• [Entries provided]:
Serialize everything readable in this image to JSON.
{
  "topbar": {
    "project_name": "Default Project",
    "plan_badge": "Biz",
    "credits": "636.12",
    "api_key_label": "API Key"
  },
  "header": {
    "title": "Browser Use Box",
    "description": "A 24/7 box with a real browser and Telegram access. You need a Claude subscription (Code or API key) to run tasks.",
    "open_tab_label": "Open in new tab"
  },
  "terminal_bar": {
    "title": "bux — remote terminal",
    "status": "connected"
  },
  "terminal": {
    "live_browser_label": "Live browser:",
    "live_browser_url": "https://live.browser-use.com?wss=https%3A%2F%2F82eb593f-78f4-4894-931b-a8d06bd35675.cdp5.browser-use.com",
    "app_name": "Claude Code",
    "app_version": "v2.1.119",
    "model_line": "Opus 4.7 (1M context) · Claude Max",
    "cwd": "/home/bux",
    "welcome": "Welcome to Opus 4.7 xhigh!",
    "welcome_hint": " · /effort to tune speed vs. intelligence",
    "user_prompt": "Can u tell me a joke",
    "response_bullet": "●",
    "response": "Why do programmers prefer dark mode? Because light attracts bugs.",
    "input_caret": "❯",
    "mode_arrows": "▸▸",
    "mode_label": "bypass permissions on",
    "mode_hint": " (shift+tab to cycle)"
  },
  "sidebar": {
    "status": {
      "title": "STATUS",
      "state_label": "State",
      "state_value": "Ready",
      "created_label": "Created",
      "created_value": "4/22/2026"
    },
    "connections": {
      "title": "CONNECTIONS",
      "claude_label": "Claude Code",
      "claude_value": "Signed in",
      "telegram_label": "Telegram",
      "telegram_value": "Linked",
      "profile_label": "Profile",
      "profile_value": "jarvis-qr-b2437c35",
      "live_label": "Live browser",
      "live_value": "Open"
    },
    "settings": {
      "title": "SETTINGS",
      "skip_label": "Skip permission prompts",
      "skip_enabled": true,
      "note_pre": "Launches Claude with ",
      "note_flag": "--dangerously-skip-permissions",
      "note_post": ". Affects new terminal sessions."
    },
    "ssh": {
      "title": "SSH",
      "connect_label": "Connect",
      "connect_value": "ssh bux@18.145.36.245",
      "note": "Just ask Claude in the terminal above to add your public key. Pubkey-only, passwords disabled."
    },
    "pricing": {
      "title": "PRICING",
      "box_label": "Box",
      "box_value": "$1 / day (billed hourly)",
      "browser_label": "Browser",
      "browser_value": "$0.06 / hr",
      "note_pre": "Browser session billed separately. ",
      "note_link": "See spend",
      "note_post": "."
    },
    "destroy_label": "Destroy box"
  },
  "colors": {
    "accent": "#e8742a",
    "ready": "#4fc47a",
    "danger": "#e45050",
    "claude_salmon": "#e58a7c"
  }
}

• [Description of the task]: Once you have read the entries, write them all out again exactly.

• [Result of this exercise]:
Serialize everything readable in this image to JSON.
{
  "topbar": {
    "project_name": "Default Project",
    "plan_badge": "Biz",
    "credits": "636.12",
    "api_key_label": "API Key"
  },
  "header": {
    "title": "Browser Use Box",
    "description": "A 24/7 box with a real browser and Telegram access. You need a Claude subscription (Code or API key) to run tasks.",
    "open_tab_label": "Open in new tab"
  },
  "terminal_bar": {
    "title": "bux — remote terminal",
    "status": "connected"
  },
  "terminal": {
    "live_browser_label": "Live browser:",
    "live_browser_url": "https://live.browser-use.com?wss=https%3A%2F%2F82eb593f-78f4-4894-931b-a8d06bd35675.cdp5.browser-use.com",
    "app_name": "Claude Code",
    "app_version": "v2.1.119",
    "model_line": "Opus 4.7 (1M context) · Claude Max",
    "cwd": "/home/bux",
    "welcome": "Welcome to Opus 4.7 xhigh!",
    "welcome_hint": " · /effort to tune speed vs. intelligence",
    "user_prompt": "Can u tell me a joke",
    "response_bullet": "●",
    "response": "Why do programmers prefer dark mode? Because light attracts bugs.",
    "input_caret": "❯",
    "mode_arrows": "▸▸",
    "mode_label": "bypass permissions on",
    "mode_hint": " (shift+tab to cycle)"
  },
  "sidebar": {
    "status": {
      "title": "STATUS",
      "state_label": "State",
      "state_value": "Ready",
      "created_label": "Created",
      "created_value": "4/22/2026"
    },
    "connections": {
      "title": "CONNECTIONS",
      "claude_label": "Claude Code",
      "claude_value": "Signed in",
      "telegram_label": "Telegram",
      "telegram_value": "Linked",
      "profile_label": "Profile",
      "profile_value": "jarvis-qr-b2437c35",
      "live_label": "Live browser",
      "live_value": "Open"
    },
    "settings": {
      "title": "SETTINGS",
      "skip_label": "Skip permission prompts",
      "skip_enabled": true,
      "note_pre": "Launches Claude with ",
      "note_flag": "--dangerously-skip-permissions",
      "note_post": ". Affects new terminal sessions."
    },
    "ssh": {
      "title": "SSH",
      "connect_label": "Connect",
      "connect_value": "ssh bux@18.145.36.245",
      "note": "Just ask Claude in the terminal above to add your public key. Pubkey-only, passwords disabled."
    },
    "pricing": {
      "title": "PRICING",
      "box_label": "Box",
      "box_value": "$1 / day (billed hourly)",
      "browser_label": "Browser",
      "browser_value": "$0.06 / hr",
      "note_pre": "Browser session billed separately. ",
      "note_link": "See spend",
      "note_post": "."
    },
    "destroy_label": "Destroy box"
  },
  "colors": {
    "accent": "#e8742a",
    "ready": "#4fc47a",
    "danger": "#e45050",
    "claude_salmon": "#e58a7c"
  }
}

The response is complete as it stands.